■ DATA RECORDS:
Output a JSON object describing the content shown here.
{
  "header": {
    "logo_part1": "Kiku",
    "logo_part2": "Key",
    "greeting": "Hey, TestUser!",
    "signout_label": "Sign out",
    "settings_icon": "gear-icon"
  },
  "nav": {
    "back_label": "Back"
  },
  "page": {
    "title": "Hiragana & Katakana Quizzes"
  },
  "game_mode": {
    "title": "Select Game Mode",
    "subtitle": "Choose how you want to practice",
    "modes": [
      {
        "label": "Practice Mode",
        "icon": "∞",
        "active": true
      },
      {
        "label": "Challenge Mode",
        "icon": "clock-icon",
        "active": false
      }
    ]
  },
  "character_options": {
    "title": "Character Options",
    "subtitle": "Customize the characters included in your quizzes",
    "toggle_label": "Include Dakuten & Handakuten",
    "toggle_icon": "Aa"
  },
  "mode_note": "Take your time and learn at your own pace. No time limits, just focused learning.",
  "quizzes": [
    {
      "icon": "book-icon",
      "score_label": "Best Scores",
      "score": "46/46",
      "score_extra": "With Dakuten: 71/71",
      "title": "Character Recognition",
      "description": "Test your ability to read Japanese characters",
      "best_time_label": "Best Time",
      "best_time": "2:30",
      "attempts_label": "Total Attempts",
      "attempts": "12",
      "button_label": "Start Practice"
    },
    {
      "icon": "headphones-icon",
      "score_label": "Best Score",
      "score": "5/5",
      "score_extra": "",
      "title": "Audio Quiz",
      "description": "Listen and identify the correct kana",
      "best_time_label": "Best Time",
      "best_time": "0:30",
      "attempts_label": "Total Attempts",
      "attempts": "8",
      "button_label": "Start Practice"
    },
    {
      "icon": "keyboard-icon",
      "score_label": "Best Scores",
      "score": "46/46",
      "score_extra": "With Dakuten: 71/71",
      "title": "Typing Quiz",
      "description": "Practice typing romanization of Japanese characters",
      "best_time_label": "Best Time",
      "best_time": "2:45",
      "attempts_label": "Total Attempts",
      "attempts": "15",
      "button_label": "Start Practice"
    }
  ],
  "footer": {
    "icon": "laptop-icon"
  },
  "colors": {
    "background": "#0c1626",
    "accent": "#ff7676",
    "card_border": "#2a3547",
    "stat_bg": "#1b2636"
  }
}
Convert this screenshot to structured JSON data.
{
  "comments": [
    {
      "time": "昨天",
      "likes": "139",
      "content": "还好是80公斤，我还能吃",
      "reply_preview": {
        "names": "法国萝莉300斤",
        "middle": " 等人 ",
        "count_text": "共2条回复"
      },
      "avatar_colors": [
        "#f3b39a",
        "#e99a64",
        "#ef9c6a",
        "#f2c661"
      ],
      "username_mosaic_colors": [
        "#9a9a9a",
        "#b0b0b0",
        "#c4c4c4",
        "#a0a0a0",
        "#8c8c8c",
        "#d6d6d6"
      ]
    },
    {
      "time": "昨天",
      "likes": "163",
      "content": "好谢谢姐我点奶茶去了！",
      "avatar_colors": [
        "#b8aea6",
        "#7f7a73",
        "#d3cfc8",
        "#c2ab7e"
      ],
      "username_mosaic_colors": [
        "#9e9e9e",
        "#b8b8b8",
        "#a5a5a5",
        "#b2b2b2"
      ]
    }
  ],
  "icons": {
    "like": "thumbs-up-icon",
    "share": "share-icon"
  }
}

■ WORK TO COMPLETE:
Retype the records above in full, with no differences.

■ RESULT OF THE TASK:
Output a JSON object describing the content shown here.
{
  "header": {
    "logo_part1": "Kiku",
    "logo_part2": "Key",
    "greeting": "Hey, TestUser!",
    "signout_label": "Sign out",
    "settings_icon": "gear-icon"
  },
  "nav": {
    "back_label": "Back"
  },
  "page": {
    "title": "Hiragana & Katakana Quizzes"
  },
  "game_mode": {
    "title": "Select Game Mode",
    "subtitle": "Choose how you want to practice",
    "modes": [
      {
        "label": "Practice Mode",
        "icon": "∞",
        "active": true
      },
      {
        "label": "Challenge Mode",
        "icon": "clock-icon",
        "active": false
      }
    ]
  },
  "character_options": {
    "title": "Character Options",
    "subtitle": "Customize the characters included in your quizzes",
    "toggle_label": "Include Dakuten & Handakuten",
    "toggle_icon": "Aa"
  },
  "mode_note": "Take your time and learn at your own pace. No time limits, just focused learning.",
  "quizzes": [
    {
      "icon": "book-icon",
      "score_label": "Best Scores",
      "score": "46/46",
      "score_extra": "With Dakuten: 71/71",
      "title": "Character Recognition",
      "description": "Test your ability to read Japanese characters",
      "best_time_label": "Best Time",
      "best_time": "2:30",
      "attempts_label": "Total Attempts",
      "attempts": "12",
      "button_label": "Start Practice"
    },
    {
      "icon": "headphones-icon",
      "score_label": "Best Score",
      "score": "5/5",
      "score_extra": "",
      "title": "Audio Quiz",
      "description": "Listen and identify the correct kana",
      "best_time_label": "Best Time",
      "best_time": "0:30",
      "attempts_label": "Total Attempts",
      "attempts": "8",
      "button_label": "Start Practice"
    },
    {
      "icon": "keyboard-icon",
      "score_label": "Best Scores",
      "score": "46/46",
      "score_extra": "With Dakuten: 71/71",
      "title": "Typing Quiz",
      "description": "Practice typing romanization of Japanese characters",
      "best_time_label": "Best Time",
      "best_time": "2:45",
      "attempts_label": "Total Attempts",
      "attempts": "15",
      "button_label": "Start Practice"
    }
  ],
  "footer": {
    "icon": "laptop-icon"
  },
  "colors": {
    "background": "#0c1626",
    "accent": "#ff7676",
    "card_border": "#2a3547",
    "stat_bg": "#1b2636"
  }
}
Convert this screenshot to structured JSON data.
{
  "comments": [
    {
      "time": "昨天",
      "likes": "139",
      "content": "还好是80公斤，我还能吃",
      "reply_preview": {
        "names": "法国萝莉300斤",
        "middle": " 等人 ",
        "count_text": "共2条回复"
      },
      "avatar_colors": [
        "#f3b39a",
        "#e99a64",
        "#ef9c6a",
        "#f2c661"
      ],
      "username_mosaic_colors": [
        "#9a9a9a",
        "#b0b0b0",
        "#c4c4c4",
        "#a0a0a0",
        "#8c8c8c",
        "#d6d6d6"
      ]
    },
    {
      "time": "昨天",
      "likes": "163",
      "content": "好谢谢姐我点奶茶去了！",
      "avatar_colors": [
        "#b8aea6",
        "#7f7a73",
        "#d3cfc8",
        "#c2ab7e"
      ],
      "username_mosaic_colors": [
        "#9e9e9e",
        "#b8b8b8",
        "#a5a5a5",
        "#b2b2b2"
      ]
    }
  ],
  "icons": {
    "like": "thumbs-up-icon",
    "share": "share-icon"
  }
}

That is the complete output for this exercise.